> PROBLEM REQUIREMENTS:
Which lines of the records contain the word "Commission"? Show each of them.

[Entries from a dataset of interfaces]
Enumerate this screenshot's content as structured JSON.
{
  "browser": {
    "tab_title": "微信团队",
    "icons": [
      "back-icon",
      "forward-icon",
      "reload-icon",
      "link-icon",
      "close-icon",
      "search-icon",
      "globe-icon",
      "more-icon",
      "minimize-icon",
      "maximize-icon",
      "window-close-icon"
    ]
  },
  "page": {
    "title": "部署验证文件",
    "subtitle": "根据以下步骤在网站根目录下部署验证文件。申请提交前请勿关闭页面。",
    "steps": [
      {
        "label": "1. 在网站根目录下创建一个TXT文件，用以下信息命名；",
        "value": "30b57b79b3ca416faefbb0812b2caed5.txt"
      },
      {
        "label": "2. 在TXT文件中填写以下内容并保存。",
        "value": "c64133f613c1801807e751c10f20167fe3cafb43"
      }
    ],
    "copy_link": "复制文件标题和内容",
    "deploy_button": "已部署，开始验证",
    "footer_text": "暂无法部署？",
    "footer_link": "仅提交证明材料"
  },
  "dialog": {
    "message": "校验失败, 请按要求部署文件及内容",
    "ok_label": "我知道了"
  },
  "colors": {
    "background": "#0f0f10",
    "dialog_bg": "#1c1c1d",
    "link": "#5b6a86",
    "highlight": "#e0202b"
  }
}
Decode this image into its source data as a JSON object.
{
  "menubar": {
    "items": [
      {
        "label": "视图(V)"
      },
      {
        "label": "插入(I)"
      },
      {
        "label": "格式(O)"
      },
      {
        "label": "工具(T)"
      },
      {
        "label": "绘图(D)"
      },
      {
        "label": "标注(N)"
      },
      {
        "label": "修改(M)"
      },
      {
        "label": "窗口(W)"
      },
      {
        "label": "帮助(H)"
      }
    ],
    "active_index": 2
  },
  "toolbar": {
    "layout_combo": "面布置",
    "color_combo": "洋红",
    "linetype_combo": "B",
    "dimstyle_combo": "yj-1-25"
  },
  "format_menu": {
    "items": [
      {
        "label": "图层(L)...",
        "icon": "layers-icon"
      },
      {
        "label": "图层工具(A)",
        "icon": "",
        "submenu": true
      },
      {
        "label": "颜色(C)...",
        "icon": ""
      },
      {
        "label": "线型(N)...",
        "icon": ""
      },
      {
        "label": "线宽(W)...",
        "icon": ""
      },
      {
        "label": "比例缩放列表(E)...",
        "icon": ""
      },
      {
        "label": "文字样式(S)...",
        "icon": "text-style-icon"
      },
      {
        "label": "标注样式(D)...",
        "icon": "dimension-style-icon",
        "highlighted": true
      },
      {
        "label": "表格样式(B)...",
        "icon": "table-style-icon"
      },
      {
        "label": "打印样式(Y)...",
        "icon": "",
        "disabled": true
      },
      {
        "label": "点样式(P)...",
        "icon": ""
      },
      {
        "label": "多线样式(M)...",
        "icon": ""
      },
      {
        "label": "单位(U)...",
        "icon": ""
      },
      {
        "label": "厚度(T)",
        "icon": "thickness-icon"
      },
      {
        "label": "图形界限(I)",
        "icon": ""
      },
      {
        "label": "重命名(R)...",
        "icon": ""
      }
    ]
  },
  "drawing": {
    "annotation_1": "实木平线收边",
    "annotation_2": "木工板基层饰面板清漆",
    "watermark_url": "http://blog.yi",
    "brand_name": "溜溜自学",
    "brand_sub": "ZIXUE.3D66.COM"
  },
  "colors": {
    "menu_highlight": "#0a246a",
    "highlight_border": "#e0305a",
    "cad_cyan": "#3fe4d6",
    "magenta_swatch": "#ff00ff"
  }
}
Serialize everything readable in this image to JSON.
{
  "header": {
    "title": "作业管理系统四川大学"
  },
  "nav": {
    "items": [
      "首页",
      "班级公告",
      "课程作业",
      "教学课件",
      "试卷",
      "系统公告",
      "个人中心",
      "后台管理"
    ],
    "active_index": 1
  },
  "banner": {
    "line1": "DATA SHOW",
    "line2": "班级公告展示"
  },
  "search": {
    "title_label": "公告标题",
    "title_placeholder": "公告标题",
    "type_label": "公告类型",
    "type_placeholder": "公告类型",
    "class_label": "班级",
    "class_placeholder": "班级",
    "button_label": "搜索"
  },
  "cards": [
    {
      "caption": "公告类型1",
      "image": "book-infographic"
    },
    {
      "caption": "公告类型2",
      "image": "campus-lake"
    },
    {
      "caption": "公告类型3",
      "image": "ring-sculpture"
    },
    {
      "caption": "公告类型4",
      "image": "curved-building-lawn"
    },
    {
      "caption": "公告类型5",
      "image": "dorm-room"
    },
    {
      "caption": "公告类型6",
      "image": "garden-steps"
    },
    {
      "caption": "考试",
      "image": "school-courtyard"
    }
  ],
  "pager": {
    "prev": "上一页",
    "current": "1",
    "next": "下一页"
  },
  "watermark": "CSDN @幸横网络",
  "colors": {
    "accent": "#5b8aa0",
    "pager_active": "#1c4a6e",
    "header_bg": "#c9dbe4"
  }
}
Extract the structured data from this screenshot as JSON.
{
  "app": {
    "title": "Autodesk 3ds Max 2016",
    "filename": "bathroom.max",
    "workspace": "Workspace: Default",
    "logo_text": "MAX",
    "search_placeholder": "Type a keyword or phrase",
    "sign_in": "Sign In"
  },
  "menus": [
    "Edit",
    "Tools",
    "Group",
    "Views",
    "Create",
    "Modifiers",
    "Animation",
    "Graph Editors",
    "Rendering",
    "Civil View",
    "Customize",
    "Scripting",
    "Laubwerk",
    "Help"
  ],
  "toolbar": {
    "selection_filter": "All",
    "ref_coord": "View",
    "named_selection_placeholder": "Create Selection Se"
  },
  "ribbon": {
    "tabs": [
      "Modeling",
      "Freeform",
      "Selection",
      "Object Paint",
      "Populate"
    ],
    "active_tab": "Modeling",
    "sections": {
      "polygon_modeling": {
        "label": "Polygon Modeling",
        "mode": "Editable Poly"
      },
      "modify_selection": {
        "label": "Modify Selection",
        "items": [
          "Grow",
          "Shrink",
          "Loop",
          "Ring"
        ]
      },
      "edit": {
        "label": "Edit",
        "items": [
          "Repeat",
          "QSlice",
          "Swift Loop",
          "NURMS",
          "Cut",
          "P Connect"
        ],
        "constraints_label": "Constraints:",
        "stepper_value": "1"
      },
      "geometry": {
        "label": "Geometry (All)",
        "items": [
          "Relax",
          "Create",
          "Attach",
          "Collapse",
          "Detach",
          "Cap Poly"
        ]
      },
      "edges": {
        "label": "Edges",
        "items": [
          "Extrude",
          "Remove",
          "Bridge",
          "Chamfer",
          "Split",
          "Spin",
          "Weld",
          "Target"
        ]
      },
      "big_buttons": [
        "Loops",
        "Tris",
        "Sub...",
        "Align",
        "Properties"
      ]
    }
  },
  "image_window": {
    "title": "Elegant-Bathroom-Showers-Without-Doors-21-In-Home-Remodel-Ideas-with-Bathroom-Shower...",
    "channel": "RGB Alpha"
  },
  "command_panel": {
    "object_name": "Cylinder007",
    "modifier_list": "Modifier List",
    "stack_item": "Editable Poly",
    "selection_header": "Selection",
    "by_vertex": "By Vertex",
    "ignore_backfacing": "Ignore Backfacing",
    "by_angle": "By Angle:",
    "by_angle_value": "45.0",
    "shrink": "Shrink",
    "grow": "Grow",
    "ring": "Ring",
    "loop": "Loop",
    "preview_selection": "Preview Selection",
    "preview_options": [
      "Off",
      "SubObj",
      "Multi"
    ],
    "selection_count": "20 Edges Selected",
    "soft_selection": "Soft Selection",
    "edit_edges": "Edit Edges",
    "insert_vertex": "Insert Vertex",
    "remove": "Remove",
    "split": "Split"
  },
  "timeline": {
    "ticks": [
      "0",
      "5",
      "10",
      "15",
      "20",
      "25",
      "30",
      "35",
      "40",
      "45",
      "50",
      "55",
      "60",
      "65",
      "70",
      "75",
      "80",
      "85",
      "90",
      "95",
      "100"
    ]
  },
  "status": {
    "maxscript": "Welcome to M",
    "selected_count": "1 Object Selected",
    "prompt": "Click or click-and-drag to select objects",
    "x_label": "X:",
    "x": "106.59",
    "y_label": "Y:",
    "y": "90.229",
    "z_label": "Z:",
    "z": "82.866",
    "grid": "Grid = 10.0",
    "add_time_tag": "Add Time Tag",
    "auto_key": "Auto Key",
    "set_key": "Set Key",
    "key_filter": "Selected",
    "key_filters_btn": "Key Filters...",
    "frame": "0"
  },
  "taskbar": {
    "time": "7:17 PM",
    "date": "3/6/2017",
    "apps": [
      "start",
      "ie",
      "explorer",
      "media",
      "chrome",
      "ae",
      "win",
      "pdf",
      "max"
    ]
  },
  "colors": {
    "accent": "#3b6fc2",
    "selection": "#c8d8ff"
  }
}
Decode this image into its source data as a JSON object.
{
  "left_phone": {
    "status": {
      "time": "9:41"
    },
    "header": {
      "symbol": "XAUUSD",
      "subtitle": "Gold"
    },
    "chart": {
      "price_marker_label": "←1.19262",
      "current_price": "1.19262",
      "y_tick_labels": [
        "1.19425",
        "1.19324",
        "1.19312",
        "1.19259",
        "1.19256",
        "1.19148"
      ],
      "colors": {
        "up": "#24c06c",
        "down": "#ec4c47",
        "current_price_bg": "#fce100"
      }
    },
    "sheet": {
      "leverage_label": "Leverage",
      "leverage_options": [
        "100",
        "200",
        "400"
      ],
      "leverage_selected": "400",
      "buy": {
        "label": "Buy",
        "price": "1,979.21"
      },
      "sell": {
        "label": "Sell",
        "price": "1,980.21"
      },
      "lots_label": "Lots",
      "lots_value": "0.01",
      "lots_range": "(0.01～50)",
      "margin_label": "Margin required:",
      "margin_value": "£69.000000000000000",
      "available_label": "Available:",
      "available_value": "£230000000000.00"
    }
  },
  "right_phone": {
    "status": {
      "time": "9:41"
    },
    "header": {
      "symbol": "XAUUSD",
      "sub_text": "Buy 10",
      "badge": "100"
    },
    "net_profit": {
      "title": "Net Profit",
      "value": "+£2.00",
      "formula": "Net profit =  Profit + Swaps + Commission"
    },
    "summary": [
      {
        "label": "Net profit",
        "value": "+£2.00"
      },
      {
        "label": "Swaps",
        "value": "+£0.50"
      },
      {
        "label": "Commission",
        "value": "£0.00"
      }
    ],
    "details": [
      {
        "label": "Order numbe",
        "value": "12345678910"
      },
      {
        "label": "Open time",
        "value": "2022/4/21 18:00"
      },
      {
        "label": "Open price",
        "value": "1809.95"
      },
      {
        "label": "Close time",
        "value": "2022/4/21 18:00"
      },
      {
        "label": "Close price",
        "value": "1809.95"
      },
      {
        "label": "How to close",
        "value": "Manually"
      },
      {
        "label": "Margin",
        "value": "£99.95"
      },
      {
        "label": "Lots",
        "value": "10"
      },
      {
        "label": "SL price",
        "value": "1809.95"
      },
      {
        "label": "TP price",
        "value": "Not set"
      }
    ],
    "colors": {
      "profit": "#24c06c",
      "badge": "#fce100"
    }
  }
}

> RESPONSE TO THIS TASK:
      "formula": "Net profit =  Profit + Swaps + Commission"
        "label": "Commission",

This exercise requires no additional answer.